Assigned task: Please give every entry again, exactly as it reads.

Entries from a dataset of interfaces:
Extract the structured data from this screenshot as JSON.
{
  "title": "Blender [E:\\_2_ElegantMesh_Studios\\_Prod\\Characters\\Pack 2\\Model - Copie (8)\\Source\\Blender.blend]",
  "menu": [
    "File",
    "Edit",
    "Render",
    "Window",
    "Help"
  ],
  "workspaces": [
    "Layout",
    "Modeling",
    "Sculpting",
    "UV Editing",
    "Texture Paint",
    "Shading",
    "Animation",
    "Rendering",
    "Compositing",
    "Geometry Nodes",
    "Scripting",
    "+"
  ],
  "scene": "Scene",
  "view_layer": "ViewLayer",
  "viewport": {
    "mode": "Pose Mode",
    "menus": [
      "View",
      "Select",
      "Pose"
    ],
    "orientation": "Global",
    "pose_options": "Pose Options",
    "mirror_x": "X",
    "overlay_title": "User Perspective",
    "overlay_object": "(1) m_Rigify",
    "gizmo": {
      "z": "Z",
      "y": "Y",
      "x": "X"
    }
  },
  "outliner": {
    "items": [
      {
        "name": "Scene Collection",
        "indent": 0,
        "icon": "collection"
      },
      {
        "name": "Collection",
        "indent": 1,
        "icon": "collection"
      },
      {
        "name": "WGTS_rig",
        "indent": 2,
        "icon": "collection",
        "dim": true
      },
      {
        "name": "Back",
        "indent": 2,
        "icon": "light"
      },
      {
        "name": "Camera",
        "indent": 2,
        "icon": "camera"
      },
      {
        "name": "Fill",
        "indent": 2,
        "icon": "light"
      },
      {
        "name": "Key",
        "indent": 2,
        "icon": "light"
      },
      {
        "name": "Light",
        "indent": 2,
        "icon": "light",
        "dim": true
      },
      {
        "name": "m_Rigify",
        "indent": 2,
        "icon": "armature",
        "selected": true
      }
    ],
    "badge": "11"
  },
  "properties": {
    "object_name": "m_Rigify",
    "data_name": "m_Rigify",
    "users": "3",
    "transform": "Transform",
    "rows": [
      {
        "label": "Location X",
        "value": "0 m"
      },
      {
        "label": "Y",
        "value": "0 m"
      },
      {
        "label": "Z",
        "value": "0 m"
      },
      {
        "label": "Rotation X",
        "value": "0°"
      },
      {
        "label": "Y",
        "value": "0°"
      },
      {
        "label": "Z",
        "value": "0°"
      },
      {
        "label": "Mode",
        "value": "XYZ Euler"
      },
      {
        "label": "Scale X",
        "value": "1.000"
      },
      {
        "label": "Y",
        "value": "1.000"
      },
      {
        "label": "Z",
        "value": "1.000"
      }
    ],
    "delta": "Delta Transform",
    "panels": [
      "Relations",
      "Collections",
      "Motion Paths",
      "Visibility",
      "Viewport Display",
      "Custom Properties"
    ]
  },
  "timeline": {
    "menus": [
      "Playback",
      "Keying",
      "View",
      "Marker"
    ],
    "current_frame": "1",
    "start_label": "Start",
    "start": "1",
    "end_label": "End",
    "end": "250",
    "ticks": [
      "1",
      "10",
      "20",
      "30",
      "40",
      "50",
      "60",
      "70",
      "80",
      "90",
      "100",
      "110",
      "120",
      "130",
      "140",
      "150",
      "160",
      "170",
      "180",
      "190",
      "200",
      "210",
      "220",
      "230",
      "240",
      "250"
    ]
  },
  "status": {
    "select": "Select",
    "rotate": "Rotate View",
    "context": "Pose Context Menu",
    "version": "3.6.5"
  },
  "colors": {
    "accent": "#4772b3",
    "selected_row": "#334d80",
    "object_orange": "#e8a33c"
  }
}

Exercise result:
Extract the structured data from this screenshot as JSON.
{
  "title": "Blender [E:\\_2_ElegantMesh_Studios\\_Prod\\Characters\\Pack 2\\Model - Copie (8)\\Source\\Blender.blend]",
  "menu": [
    "File",
    "Edit",
    "Render",
    "Window",
    "Help"
  ],
  "workspaces": [
    "Layout",
    "Modeling",
    "Sculpting",
    "UV Editing",
    "Texture Paint",
    "Shading",
    "Animation",
    "Rendering",
    "Compositing",
    "Geometry Nodes",
    "Scripting",
    "+"
  ],
  "scene": "Scene",
  "view_layer": "ViewLayer",
  "viewport": {
    "mode": "Pose Mode",
    "menus": [
      "View",
      "Select",
      "Pose"
    ],
    "orientation": "Global",
    "pose_options": "Pose Options",
    "mirror_x": "X",
    "overlay_title": "User Perspective",
    "overlay_object": "(1) m_Rigify",
    "gizmo": {
      "z": "Z",
      "y": "Y",
      "x": "X"
    }
  },
  "outliner": {
    "items": [
      {
        "name": "Scene Collection",
        "indent": 0,
        "icon": "collection"
      },
      {
        "name": "Collection",
        "indent": 1,
        "icon": "collection"
      },
      {
        "name": "WGTS_rig",
        "indent": 2,
        "icon": "collection",
        "dim": true
      },
      {
        "name": "Back",
        "indent": 2,
        "icon": "light"
      },
      {
        "name": "Camera",
        "indent": 2,
        "icon": "camera"
      },
      {
        "name": "Fill",
        "indent": 2,
        "icon": "light"
      },
      {
        "name": "Key",
        "indent": 2,
        "icon": "light"
      },
      {
        "name": "Light",
        "indent": 2,
        "icon": "light",
        "dim": true
      },
      {
        "name": "m_Rigify",
        "indent": 2,
        "icon": "armature",
        "selected": true
      }
    ],
    "badge": "11"
  },
  "properties": {
    "object_name": "m_Rigify",
    "data_name": "m_Rigify",
    "users": "3",
    "transform": "Transform",
    "rows": [
      {
        "label": "Location X",
        "value": "0 m"
      },
      {
        "label": "Y",
        "value": "0 m"
      },
      {
        "label": "Z",
        "value": "0 m"
      },
      {
        "label": "Rotation X",
        "value": "0°"
      },
      {
        "label": "Y",
        "value": "0°"
      },
      {
        "label": "Z",
        "value": "0°"
      },
      {
        "label": "Mode",
        "value": "XYZ Euler"
      },
      {
        "label": "Scale X",
        "value": "1.000"
      },
      {
        "label": "Y",
        "value": "1.000"
      },
      {
        "label": "Z",
        "value": "1.000"
      }
    ],
    "delta": "Delta Transform",
    "panels": [
      "Relations",
      "Collections",
      "Motion Paths",
      "Visibility",
      "Viewport Display",
      "Custom Properties"
    ]
  },
  "timeline": {
    "menus": [
      "Playback",
      "Keying",
      "View",
      "Marker"
    ],
    "current_frame": "1",
    "start_label": "Start",
    "start": "1",
    "end_label": "End",
    "end": "250",
    "ticks": [
      "1",
      "10",
      "20",
      "30",
      "40",
      "50",
      "60",
      "70",
      "80",
      "90",
      "100",
      "110",
      "120",
      "130",
      "140",
      "150",
      "160",
      "170",
      "180",
      "190",
      "200",
      "210",
      "220",
      "230",
      "240",
      "250"
    ]
  },
  "status": {
    "select": "Select",
    "rotate": "Rotate View",
    "context": "Pose Context Menu",
    "version": "3.6.5"
  },
  "colors": {
    "accent": "#4772b3",
    "selected_row": "#334d80",
    "object_orange": "#e8a33c"
  }
}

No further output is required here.